Untreated, depression can kill. One in five Canadians will suffer a depressive episode and only 20% will seek treatment. Untreated, no matter how mild it begins, depression can deepen and in its deepening, you can sink below the ‘healthy’ state of being into that place where the only way out appears as the option no one should ever take. Suicide.

I know a lot about suicidal thinking. For much of the 4 years 9 months that I was in that relationship from hell, I wanted to die. I wanted to erase my presence from earth, erase all memory of my passing through this world from the minds of those I love. I did not want my journey to be one of pain and wanted to do everything I could to take away the pain I had caused my daughters, family, friends. And the only way I thought I could do that was to take my own life.

I am grateful today that I never did it. At the time, not doing it wasn’t through lack of ruminating on ways of doing it or imagining the release of my pain if I did. I didn’t do it because I didn’t want to. My not doing it was because I was too scared that if I did, my daughters would take it to mean I didn’t love them. And I didn’t want them to live with that belief. Because in that belief is the seed of the idea that they were to blame for my not loving them which would in cascade into the nullifying belief that they were unlovable. And that was too painful for me to conceive of. I couldn’t do it to them. I couldn’t leave them with that belief.

And so, instead, I disappeared in the hopes they would forget about me.

Isn’t life amazing?

From the deepest darkest pockets of my despair has grown this incredible life of joy and love and passion.

Taking care of our mental health is important.

And it can begin with a simple test that will give each of us a benchmark on where we’re at in our emotional well-being today.

At the Centre’s website today, Craig Lester has written a powerful blog about his journey through depression. Two years ago, he didn’t know why he was feeling so negative and despairing until he took the test last year. Now, Craig is filled with life. He has dreams and is working to make them real. And, he’s speaking out.

You can too.

Speak. Speak out. You make a difference.

Every 40 seconds, somewhere in the world someone takes their own life.

From my own experience of having been in that place where suicide felt like the only way out, I know how challenging it is to speak up FOR life. My voice had become so silent, my being present in this world so still, I did not believe I had the capacity to speak up or move from that dark tunnel of fear I inhabited.

Now I know I can. And in my speaking up I want everyone to know, no matter how dark the moment, how deep their despair, there is help. Reach for it. There are hands waiting to reach back.

Even when you feel no one will be there. Even when you tell yourself there is no point, it’s futile, no one’s listening, watching, caring. Reach out. You don’t have to speak. You don’t have to say a word. Just reach. And keep reaching. Keep moving into and through the fear all is lost. Keep reaching for the phone to call the Distress Centre. Keep reaching for the hand next to yours. Keep reaching out of yourself into the world around you.

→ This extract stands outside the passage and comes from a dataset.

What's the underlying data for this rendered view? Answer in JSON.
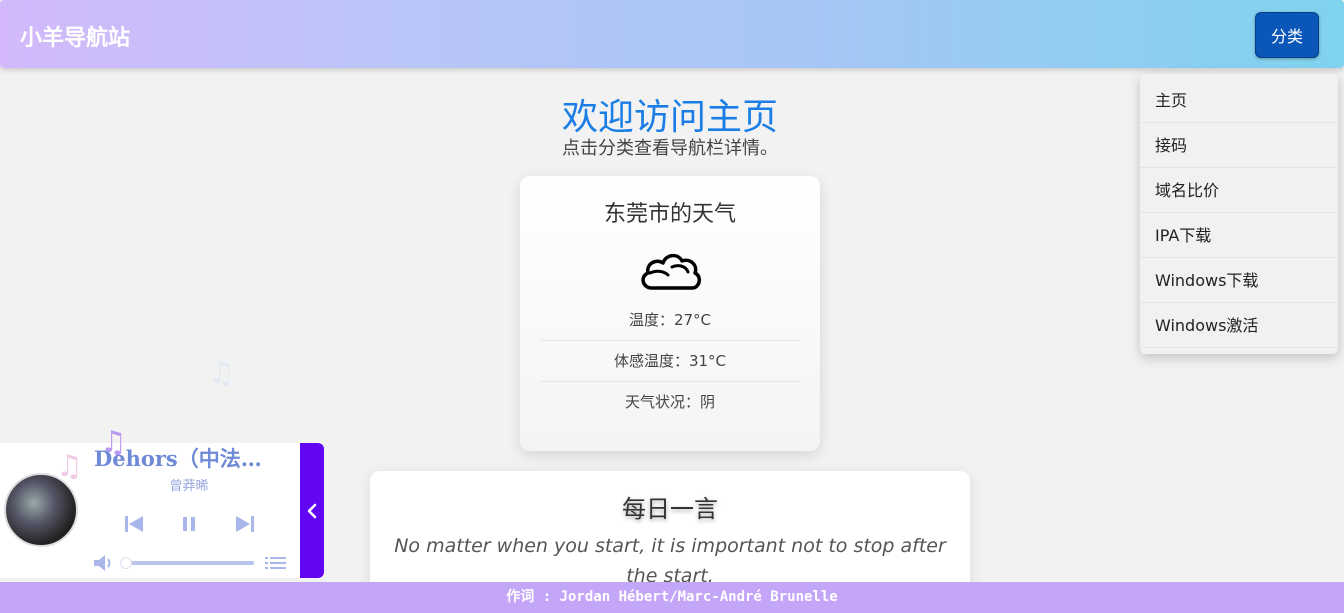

Today is National Depression Screening Day. Please take the test and tell everyone you know about it. You could help save a life.